● Work request: Go through the data below and copy each line that includes "label".

● Input data:
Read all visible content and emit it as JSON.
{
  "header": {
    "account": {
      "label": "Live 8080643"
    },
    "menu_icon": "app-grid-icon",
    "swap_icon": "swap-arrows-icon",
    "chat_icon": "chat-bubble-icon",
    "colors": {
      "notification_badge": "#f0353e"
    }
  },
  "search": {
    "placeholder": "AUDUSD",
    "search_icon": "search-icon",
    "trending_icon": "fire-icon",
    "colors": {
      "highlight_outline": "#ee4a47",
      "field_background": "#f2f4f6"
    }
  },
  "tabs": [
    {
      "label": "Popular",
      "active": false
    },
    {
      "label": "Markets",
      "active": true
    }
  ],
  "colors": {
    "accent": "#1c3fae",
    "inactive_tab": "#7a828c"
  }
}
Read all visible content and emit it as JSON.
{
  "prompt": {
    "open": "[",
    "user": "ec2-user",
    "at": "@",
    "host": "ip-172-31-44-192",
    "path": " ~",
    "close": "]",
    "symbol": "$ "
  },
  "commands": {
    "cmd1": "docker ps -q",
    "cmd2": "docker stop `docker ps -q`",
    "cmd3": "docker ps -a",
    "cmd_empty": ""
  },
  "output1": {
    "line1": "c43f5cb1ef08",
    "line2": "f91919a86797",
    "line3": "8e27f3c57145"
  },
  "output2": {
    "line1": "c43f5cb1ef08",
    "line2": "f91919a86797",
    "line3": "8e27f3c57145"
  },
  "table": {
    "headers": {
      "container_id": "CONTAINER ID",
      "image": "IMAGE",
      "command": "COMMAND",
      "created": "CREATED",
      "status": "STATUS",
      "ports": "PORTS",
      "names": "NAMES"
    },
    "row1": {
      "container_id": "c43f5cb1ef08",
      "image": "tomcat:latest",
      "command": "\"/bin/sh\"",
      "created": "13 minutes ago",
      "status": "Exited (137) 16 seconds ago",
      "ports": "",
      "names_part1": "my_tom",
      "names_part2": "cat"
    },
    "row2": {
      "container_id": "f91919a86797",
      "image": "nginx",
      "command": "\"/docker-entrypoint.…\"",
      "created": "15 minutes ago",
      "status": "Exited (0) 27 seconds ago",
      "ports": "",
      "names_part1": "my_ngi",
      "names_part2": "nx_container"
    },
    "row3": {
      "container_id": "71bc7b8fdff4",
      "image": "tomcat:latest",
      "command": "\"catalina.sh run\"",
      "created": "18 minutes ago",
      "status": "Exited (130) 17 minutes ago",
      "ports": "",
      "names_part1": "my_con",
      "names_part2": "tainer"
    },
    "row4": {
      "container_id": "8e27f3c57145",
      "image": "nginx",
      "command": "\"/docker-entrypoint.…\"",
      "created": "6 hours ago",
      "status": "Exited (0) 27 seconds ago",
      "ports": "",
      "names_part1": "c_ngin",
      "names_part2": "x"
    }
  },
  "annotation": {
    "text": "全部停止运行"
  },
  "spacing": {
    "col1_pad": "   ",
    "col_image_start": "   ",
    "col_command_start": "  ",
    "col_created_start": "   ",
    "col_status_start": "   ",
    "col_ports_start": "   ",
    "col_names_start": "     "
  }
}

● Solution:
      "label": "Live 8080643"
      "label": "Popular",
      "label": "Markets",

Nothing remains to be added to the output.